While I was in Texas last Wednesday (and thank you to all the Plano staff for your hospitality, by the way) my good friend of over 20 years John Kennedy of Russellville was killed in a single vehicle accident. John was a plumber, and riding with him in his service truck were his nephew and brand new son-in-law, both of whom had to be life-flighted but who we now believe will recover. I didn't find out about it until I was back home Friday morning, because my family knew how upset I would be and didn't want me to hear about it on the road. I spent about a half hour Friday night with my arms around John's wife Paula, whom I've known since we worked together 24 years ago, while she cried and talked about her husband and what she'd do next.

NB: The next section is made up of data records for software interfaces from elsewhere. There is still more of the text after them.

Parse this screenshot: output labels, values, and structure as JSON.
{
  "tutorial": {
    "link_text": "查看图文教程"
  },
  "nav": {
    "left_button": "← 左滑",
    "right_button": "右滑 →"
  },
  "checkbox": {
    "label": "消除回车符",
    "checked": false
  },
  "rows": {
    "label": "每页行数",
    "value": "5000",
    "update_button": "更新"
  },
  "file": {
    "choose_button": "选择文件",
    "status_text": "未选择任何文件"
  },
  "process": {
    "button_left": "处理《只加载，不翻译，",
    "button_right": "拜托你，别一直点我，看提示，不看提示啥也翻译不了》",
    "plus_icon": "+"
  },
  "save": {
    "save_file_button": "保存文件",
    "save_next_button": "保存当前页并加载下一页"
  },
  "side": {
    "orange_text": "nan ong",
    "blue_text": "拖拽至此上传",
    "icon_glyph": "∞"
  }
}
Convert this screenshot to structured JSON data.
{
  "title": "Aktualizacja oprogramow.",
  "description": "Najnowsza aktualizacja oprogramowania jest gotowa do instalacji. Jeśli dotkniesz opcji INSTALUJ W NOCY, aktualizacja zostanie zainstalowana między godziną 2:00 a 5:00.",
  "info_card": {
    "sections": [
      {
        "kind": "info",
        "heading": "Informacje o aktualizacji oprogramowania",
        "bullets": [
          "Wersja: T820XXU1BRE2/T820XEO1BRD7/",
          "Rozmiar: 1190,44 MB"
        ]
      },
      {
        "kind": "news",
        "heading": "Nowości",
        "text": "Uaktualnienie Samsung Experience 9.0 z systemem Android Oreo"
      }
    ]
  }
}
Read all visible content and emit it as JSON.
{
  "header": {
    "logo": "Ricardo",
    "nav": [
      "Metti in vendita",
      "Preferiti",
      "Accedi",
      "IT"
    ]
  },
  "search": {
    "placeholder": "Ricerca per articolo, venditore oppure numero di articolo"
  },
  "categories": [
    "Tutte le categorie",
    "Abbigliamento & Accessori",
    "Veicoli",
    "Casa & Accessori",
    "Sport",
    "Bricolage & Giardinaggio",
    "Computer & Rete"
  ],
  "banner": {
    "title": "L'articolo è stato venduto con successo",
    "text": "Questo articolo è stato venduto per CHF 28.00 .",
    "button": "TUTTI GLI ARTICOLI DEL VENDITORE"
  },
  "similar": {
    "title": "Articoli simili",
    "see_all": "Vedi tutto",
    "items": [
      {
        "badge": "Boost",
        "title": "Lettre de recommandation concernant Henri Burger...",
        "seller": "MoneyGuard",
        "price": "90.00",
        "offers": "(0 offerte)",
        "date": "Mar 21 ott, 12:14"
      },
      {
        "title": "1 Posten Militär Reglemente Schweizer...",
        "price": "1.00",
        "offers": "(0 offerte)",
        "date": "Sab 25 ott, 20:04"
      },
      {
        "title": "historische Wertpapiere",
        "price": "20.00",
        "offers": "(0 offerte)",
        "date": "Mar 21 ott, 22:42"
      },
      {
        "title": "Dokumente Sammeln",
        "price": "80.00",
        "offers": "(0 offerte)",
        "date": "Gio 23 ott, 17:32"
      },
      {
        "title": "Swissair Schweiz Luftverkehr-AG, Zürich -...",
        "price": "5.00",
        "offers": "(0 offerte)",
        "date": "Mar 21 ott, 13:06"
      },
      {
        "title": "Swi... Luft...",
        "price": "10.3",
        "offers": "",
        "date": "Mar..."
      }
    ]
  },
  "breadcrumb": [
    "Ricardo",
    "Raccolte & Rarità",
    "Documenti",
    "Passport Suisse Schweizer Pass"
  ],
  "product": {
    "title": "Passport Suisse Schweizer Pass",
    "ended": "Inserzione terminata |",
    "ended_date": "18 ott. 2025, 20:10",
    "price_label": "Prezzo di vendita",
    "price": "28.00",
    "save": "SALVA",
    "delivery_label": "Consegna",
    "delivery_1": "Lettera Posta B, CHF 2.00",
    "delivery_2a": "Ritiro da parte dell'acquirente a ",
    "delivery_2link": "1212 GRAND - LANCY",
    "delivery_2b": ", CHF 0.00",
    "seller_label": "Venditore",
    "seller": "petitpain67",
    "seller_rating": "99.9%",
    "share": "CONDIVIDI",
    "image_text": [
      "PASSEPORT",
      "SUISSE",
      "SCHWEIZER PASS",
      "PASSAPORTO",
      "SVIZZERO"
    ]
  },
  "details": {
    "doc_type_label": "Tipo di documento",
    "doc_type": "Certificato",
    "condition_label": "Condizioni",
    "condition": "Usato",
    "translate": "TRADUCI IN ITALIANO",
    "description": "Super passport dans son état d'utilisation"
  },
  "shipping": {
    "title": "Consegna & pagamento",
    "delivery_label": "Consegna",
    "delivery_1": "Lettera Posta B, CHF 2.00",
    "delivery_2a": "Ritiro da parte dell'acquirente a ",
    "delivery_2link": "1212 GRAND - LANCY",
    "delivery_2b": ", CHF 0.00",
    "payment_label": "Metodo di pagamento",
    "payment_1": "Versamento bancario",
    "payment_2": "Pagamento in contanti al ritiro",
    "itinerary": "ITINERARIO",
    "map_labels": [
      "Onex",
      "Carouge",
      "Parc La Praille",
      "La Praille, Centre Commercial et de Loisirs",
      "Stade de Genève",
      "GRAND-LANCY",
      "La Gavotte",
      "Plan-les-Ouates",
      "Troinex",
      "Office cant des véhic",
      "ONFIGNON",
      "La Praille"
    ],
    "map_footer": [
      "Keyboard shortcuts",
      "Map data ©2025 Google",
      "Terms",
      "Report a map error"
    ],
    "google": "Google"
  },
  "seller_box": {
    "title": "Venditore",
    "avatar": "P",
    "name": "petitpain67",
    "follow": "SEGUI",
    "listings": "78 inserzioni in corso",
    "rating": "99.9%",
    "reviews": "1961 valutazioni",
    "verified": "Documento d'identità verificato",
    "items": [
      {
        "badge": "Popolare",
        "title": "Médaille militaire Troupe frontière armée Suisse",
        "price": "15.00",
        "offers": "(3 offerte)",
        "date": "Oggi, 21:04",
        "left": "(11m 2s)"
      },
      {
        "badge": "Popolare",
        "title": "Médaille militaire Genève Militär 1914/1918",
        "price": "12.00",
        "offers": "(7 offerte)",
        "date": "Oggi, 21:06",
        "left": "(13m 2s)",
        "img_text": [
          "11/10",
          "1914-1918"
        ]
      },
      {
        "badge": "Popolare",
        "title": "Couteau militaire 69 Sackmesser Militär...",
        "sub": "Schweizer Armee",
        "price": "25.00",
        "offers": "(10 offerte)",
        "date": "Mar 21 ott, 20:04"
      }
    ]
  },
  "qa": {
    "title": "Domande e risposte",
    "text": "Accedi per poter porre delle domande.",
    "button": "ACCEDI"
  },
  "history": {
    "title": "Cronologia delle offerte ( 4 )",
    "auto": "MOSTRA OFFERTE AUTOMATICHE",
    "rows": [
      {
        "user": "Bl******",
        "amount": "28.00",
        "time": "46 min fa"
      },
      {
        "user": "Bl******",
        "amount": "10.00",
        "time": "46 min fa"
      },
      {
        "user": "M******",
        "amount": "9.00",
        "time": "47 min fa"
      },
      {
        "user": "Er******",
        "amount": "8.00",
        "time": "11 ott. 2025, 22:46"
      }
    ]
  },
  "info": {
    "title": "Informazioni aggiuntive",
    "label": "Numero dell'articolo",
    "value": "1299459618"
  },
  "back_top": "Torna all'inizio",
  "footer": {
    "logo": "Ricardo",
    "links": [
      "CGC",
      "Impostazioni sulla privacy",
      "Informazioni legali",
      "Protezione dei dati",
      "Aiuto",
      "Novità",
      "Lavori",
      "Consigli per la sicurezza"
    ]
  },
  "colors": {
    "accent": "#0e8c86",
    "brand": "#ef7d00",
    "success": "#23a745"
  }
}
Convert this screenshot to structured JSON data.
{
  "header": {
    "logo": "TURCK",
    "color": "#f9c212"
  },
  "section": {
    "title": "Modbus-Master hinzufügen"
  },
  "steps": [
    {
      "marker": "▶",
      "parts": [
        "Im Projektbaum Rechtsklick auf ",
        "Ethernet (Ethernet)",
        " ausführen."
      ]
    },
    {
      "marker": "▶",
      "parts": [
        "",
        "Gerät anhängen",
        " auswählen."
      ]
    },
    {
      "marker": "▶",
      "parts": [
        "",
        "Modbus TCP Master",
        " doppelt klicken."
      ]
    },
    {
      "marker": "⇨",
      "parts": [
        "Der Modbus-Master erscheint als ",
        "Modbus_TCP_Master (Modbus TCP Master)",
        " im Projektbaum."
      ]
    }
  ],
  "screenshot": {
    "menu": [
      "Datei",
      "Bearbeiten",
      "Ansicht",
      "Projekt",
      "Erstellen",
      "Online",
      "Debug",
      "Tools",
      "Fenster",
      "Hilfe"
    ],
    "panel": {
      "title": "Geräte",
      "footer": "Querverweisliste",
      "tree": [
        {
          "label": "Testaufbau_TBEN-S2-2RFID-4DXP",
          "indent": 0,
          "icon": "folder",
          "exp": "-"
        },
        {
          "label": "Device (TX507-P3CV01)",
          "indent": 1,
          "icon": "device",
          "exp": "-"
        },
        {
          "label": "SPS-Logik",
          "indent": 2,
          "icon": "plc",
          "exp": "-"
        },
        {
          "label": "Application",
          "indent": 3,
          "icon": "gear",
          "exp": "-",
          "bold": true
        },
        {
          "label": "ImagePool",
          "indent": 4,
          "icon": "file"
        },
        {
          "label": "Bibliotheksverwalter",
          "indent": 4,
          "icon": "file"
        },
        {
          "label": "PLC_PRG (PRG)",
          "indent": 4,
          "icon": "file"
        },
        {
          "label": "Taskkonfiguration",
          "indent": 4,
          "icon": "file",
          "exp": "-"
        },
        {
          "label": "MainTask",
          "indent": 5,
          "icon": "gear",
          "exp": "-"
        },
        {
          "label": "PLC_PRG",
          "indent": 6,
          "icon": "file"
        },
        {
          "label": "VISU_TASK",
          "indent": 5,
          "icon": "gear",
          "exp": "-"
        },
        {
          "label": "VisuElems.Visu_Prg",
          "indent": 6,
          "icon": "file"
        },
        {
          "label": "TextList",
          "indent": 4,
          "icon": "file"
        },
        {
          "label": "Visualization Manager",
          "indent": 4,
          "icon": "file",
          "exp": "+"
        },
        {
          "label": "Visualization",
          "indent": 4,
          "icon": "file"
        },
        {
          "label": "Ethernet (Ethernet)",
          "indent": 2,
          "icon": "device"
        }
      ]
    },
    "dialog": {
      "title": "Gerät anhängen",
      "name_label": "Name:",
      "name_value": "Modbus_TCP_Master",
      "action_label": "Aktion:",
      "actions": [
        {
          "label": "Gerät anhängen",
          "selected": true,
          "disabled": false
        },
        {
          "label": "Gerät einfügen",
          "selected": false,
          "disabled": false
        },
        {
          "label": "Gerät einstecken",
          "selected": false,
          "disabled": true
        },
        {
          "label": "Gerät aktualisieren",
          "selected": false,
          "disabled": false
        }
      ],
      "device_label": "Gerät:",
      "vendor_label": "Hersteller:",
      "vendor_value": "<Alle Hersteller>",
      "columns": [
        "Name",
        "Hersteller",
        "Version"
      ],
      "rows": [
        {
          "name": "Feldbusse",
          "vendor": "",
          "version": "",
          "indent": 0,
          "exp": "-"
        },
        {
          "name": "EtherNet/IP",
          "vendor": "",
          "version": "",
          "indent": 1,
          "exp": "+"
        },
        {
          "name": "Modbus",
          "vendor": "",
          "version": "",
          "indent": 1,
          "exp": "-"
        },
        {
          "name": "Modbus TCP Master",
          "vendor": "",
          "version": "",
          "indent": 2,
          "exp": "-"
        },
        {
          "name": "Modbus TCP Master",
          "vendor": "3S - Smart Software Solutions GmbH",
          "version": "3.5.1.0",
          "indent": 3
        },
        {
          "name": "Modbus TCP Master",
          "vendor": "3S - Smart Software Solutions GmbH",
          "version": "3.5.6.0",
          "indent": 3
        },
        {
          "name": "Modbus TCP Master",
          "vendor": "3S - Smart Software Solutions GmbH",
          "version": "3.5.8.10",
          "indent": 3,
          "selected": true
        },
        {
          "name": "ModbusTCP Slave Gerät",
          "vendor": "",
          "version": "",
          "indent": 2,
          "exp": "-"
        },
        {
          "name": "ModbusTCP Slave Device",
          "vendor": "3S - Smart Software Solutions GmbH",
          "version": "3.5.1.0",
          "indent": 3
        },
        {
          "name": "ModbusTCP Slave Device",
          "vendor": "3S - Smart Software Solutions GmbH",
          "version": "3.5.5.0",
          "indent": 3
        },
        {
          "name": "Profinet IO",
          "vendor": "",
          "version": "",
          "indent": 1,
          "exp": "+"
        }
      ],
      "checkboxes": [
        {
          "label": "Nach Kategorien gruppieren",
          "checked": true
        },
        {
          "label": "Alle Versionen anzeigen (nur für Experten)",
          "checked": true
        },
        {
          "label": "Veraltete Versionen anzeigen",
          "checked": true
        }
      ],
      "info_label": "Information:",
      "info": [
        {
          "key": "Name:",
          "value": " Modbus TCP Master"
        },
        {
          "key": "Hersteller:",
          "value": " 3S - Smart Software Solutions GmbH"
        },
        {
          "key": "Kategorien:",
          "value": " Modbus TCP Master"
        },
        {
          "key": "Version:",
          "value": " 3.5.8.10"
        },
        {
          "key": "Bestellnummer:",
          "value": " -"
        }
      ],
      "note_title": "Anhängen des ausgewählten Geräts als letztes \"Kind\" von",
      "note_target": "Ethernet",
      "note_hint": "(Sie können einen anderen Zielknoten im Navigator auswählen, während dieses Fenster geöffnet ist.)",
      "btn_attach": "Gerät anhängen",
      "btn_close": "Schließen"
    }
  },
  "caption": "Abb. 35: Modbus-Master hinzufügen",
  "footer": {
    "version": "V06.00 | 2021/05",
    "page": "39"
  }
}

I got into the office yesterday and learned that Art Stern from our Plano office lost his wife unexpectedly during what was not supposed to have been life threatening surgery. She was laid to rest yesterday. Our thoughts and prayers go out to Art and his family. We had no sooner gotten flowers ordered for the Stern family when we received an email about the accidental drowning of two year old Brenner Burgess, whose dad is Rick of the Rick and Bubba show and is one of our authors. We helped spread the word yesterday to our people about a memorial fund being set up in Brenner's honor.

In dealing with these three deaths, which are part of life and sometimes part of my job, I was struck by the contrast between real life-and-death and the merely life-and-death language that seeps into the workplace in these times of high stress. If you work for your family and to build a better life for yourself, allowing business hyperbole to negatively impact your health and your relationships with those you love works at crossed purposes with why you're at work the first place, doesn't it?

Still, business is what it is and peak times demand additional sacrifice. Here are some tips that have helped our family in the past:

1. If you have a support system, use it. Talk to your spouse or significant other, and then the two of you talk to your kids if you have them. Explain what's going on, ask for their understanding, and tell them when it will be over. You'll be surprised at how supportive and resilient kids can be when you bring them into the conversation and ask them to help the grown-ups.

2. Plan Your Time. Now I know there are some of you who are creative and spontaneous and who think this is old school and rigid, but when you have less time for yourself and family, planning that time and following your plan with discipline is more important than ever. In peak work times, it makes the difference between seeing your family some days and not.

3. Keep Perspective. See above

4. Seek Help if Needed. We counsel with people who are feeling overwhelmed, and often its because we're close and listen. However, if you need someone to talk to in the middle of the night or you don't feel comfortable bringing your issues up in the workplace, we strongly encourage you to use the company's Employee Assistant hotline at 888-887-4114. This is an outside contractor to the company who, due to HIPPA laws, can never share your conversations with the company under any circumstances. Counselors are standing by now.

And remember folks, nothing is life and death but life and death.